* [GIVEN DATA]:
────────
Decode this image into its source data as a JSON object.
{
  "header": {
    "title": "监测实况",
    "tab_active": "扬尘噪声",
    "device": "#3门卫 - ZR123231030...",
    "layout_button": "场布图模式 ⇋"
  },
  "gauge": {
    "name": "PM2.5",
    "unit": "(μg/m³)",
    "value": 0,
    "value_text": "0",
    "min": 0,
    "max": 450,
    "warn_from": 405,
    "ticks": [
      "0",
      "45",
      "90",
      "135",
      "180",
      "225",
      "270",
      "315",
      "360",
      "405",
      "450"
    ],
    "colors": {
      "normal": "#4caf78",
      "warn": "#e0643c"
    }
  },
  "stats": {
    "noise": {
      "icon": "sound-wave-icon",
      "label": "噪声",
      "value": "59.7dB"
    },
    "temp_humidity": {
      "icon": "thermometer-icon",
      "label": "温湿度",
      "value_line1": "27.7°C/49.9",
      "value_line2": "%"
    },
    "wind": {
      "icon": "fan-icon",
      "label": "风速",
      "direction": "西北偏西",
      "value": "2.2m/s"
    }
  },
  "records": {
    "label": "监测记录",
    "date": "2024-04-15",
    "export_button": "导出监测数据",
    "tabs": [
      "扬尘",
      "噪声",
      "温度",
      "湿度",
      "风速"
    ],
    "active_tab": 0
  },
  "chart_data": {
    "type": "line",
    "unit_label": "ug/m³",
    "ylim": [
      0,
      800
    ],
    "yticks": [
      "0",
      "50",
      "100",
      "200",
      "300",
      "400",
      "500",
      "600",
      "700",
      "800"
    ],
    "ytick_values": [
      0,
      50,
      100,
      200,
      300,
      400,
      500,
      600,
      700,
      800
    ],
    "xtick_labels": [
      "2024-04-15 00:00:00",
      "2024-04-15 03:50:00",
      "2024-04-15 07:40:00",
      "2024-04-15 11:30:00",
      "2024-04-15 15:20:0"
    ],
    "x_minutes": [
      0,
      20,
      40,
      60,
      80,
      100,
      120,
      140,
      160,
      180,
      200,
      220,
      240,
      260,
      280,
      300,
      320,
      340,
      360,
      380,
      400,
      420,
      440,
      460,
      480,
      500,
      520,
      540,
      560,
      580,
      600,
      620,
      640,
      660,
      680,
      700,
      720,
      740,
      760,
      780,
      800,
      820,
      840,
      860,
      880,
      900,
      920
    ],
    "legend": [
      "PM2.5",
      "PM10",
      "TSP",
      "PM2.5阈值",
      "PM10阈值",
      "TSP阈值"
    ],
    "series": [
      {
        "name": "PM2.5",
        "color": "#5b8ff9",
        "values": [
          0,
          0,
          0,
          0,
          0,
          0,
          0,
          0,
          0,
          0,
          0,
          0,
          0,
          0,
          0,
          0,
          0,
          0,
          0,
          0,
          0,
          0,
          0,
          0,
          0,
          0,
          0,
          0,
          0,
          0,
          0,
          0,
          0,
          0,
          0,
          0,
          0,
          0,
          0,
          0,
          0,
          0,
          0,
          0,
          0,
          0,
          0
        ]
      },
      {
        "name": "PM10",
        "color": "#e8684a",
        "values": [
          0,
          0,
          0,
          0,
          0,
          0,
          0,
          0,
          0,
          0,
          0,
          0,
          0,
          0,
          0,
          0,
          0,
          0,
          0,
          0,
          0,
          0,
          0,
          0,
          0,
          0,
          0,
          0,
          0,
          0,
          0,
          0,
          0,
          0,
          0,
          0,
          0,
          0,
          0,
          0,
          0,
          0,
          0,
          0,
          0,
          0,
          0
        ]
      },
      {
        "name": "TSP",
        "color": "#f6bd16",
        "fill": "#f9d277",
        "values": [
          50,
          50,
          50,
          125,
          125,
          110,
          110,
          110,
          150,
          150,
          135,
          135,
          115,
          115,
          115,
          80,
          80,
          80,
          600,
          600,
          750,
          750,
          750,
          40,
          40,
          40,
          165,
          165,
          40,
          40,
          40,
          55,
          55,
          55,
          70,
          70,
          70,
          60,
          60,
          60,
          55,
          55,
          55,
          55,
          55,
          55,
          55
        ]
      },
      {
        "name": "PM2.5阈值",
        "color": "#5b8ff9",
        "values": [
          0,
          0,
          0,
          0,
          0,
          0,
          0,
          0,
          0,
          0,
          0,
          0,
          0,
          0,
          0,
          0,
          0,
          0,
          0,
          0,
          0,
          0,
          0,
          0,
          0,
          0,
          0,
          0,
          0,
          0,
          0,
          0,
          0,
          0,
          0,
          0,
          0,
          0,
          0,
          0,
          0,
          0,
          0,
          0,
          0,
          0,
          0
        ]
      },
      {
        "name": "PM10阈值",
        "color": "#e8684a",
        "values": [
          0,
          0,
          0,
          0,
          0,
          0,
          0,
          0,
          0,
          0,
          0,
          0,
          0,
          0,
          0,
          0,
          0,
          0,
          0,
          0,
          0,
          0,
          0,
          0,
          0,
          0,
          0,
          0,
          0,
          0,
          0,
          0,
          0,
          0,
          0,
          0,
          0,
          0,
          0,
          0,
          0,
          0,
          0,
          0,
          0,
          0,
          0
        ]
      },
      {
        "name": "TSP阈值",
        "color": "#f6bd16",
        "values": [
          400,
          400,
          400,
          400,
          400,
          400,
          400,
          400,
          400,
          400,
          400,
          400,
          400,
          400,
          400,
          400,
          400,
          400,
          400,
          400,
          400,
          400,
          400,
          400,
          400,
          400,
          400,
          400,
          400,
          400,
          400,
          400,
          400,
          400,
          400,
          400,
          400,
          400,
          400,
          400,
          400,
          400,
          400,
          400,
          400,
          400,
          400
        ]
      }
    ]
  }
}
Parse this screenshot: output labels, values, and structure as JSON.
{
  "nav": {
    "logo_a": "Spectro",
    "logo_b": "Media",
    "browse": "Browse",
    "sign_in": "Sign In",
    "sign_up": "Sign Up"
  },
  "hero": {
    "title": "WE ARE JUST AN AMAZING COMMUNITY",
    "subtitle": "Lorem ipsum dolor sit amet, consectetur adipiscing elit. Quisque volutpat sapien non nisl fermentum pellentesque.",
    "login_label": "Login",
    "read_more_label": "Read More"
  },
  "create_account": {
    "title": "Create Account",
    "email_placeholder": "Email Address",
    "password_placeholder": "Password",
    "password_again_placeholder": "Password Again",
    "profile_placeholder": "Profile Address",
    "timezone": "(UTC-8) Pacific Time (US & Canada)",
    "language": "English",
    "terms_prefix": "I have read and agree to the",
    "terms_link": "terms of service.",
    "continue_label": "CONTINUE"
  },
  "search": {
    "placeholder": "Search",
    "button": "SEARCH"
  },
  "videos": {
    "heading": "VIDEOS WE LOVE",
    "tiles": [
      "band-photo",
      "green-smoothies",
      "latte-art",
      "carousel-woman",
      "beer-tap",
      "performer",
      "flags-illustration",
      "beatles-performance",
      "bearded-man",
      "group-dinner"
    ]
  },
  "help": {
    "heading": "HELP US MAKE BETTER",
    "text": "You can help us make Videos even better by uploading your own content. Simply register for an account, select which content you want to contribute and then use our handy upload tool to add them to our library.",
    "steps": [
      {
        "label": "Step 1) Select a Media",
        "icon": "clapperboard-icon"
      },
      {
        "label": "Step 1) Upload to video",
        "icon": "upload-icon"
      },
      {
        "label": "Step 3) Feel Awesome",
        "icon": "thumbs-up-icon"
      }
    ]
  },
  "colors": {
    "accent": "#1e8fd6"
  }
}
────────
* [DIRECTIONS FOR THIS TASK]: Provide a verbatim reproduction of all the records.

* [RESULT]:
Decode this image into its source data as a JSON object.
{
  "header": {
    "title": "监测实况",
    "tab_active": "扬尘噪声",
    "device": "#3门卫 - ZR123231030...",
    "layout_button": "场布图模式 ⇋"
  },
  "gauge": {
    "name": "PM2.5",
    "unit": "(μg/m³)",
    "value": 0,
    "value_text": "0",
    "min": 0,
    "max": 450,
    "warn_from": 405,
    "ticks": [
      "0",
      "45",
      "90",
      "135",
      "180",
      "225",
      "270",
      "315",
      "360",
      "405",
      "450"
    ],
    "colors": {
      "normal": "#4caf78",
      "warn": "#e0643c"
    }
  },
  "stats": {
    "noise": {
      "icon": "sound-wave-icon",
      "label": "噪声",
      "value": "59.7dB"
    },
    "temp_humidity": {
      "icon": "thermometer-icon",
      "label": "温湿度",
      "value_line1": "27.7°C/49.9",
      "value_line2": "%"
    },
    "wind": {
      "icon": "fan-icon",
      "label": "风速",
      "direction": "西北偏西",
      "value": "2.2m/s"
    }
  },
  "records": {
    "label": "监测记录",
    "date": "2024-04-15",
    "export_button": "导出监测数据",
    "tabs": [
      "扬尘",
      "噪声",
      "温度",
      "湿度",
      "风速"
    ],
    "active_tab": 0
  },
  "chart_data": {
    "type": "line",
    "unit_label": "ug/m³",
    "ylim": [
      0,
      800
    ],
    "yticks": [
      "0",
      "50",
      "100",
      "200",
      "300",
      "400",
      "500",
      "600",
      "700",
      "800"
    ],
    "ytick_values": [
      0,
      50,
      100,
      200,
      300,
      400,
      500,
      600,
      700,
      800
    ],
    "xtick_labels": [
      "2024-04-15 00:00:00",
      "2024-04-15 03:50:00",
      "2024-04-15 07:40:00",
      "2024-04-15 11:30:00",
      "2024-04-15 15:20:0"
    ],
    "x_minutes": [
      0,
      20,
      40,
      60,
      80,
      100,
      120,
      140,
      160,
      180,
      200,
      220,
      240,
      260,
      280,
      300,
      320,
      340,
      360,
      380,
      400,
      420,
      440,
      460,
      480,
      500,
      520,
      540,
      560,
      580,
      600,
      620,
      640,
      660,
      680,
      700,
      720,
      740,
      760,
      780,
      800,
      820,
      840,
      860,
      880,
      900,
      920
    ],
    "legend": [
      "PM2.5",
      "PM10",
      "TSP",
      "PM2.5阈值",
      "PM10阈值",
      "TSP阈值"
    ],
    "series": [
      {
        "name": "PM2.5",
        "color": "#5b8ff9",
        "values": [
          0,
          0,
          0,
          0,
          0,
          0,
          0,
          0,
          0,
          0,
          0,
          0,
          0,
          0,
          0,
          0,
          0,
          0,
          0,
          0,
          0,
          0,
          0,
          0,
          0,
          0,
          0,
          0,
          0,
          0,
          0,
          0,
          0,
          0,
          0,
          0,
          0,
          0,
          0,
          0,
          0,
          0,
          0,
          0,
          0,
          0,
          0
        ]
      },
      {
        "name": "PM10",
        "color": "#e8684a",
        "values": [
          0,
          0,
          0,
          0,
          0,
          0,
          0,
          0,
          0,
          0,
          0,
          0,
          0,
          0,
          0,
          0,
          0,
          0,
          0,
          0,
          0,
          0,
          0,
          0,
          0,
          0,
          0,
          0,
          0,
          0,
          0,
          0,
          0,
          0,
          0,
          0,
          0,
          0,
          0,
          0,
          0,
          0,
          0,
          0,
          0,
          0,
          0
        ]
      },
      {
        "name": "TSP",
        "color": "#f6bd16",
        "fill": "#f9d277",
        "values": [
          50,
          50,
          50,
          125,
          125,
          110,
          110,
          110,
          150,
          150,
          135,
          135,
          115,
          115,
          115,
          80,
          80,
          80,
          600,
          600,
          750,
          750,
          750,
          40,
          40,
          40,
          165,
          165,
          40,
          40,
          40,
          55,
          55,
          55,
          70,
          70,
          70,
          60,
          60,
          60,
          55,
          55,
          55,
          55,
          55,
          55,
          55
        ]
      },
      {
        "name": "PM2.5阈值",
        "color": "#5b8ff9",
        "values": [
          0,
          0,
          0,
          0,
          0,
          0,
          0,
          0,
          0,
          0,
          0,
          0,
          0,
          0,
          0,
          0,
          0,
          0,
          0,
          0,
          0,
          0,
          0,
          0,
          0,
          0,
          0,
          0,
          0,
          0,
          0,
          0,
          0,
          0,
          0,
          0,
          0,
          0,
          0,
          0,
          0,
          0,
          0,
          0,
          0,
          0,
          0
        ]
      },
      {
        "name": "PM10阈值",
        "color": "#e8684a",
        "values": [
          0,
          0,
          0,
          0,
          0,
          0,
          0,
          0,
          0,
          0,
          0,
          0,
          0,
          0,
          0,
          0,
          0,
          0,
          0,
          0,
          0,
          0,
          0,
          0,
          0,
          0,
          0,
          0,
          0,
          0,
          0,
          0,
          0,
          0,
          0,
          0,
          0,
          0,
          0,
          0,
          0,
          0,
          0,
          0,
          0,
          0,
          0
        ]
      },
      {
        "name": "TSP阈值",
        "color": "#f6bd16",
        "values": [
          400,
          400,
          400,
          400,
          400,
          400,
          400,
          400,
          400,
          400,
          400,
          400,
          400,
          400,
          400,
          400,
          400,
          400,
          400,
          400,
          400,
          400,
          400,
          400,
          400,
          400,
          400,
          400,
          400,
          400,
          400,
          400,
          400,
          400,
          400,
          400,
          400,
          400,
          400,
          400,
          400,
          400,
          400,
          400,
          400,
          400,
          400
        ]
      }
    ]
  }
}
Parse this screenshot: output labels, values, and structure as JSON.
{
  "nav": {
    "logo_a": "Spectro",
    "logo_b": "Media",
    "browse": "Browse",
    "sign_in": "Sign In",
    "sign_up": "Sign Up"
  },
  "hero": {
    "title": "WE ARE JUST AN AMAZING COMMUNITY",
    "subtitle": "Lorem ipsum dolor sit amet, consectetur adipiscing elit. Quisque volutpat sapien non nisl fermentum pellentesque.",
    "login_label": "Login",
    "read_more_label": "Read More"
  },
  "create_account": {
    "title": "Create Account",
    "email_placeholder": "Email Address",
    "password_placeholder": "Password",
    "password_again_placeholder": "Password Again",
    "profile_placeholder": "Profile Address",
    "timezone": "(UTC-8) Pacific Time (US & Canada)",
    "language": "English",
    "terms_prefix": "I have read and agree to the",
    "terms_link": "terms of service.",
    "continue_label": "CONTINUE"
  },
  "search": {
    "placeholder": "Search",
    "button": "SEARCH"
  },
  "videos": {
    "heading": "VIDEOS WE LOVE",
    "tiles": [
      "band-photo",
      "green-smoothies",
      "latte-art",
      "carousel-woman",
      "beer-tap",
      "performer",
      "flags-illustration",
      "beatles-performance",
      "bearded-man",
      "group-dinner"
    ]
  },
  "help": {
    "heading": "HELP US MAKE BETTER",
    "text": "You can help us make Videos even better by uploading your own content. Simply register for an account, select which content you want to contribute and then use our handy upload tool to add them to our library.",
    "steps": [
      {
        "label": "Step 1) Select a Media",
        "icon": "clapperboard-icon"
      },
      {
        "label": "Step 1) Upload to video",
        "icon": "upload-icon"
      },
      {
        "label": "Step 3) Feel Awesome",
        "icon": "thumbs-up-icon"
      }
    ]
  },
  "colors": {
    "accent": "#1e8fd6"
  }
}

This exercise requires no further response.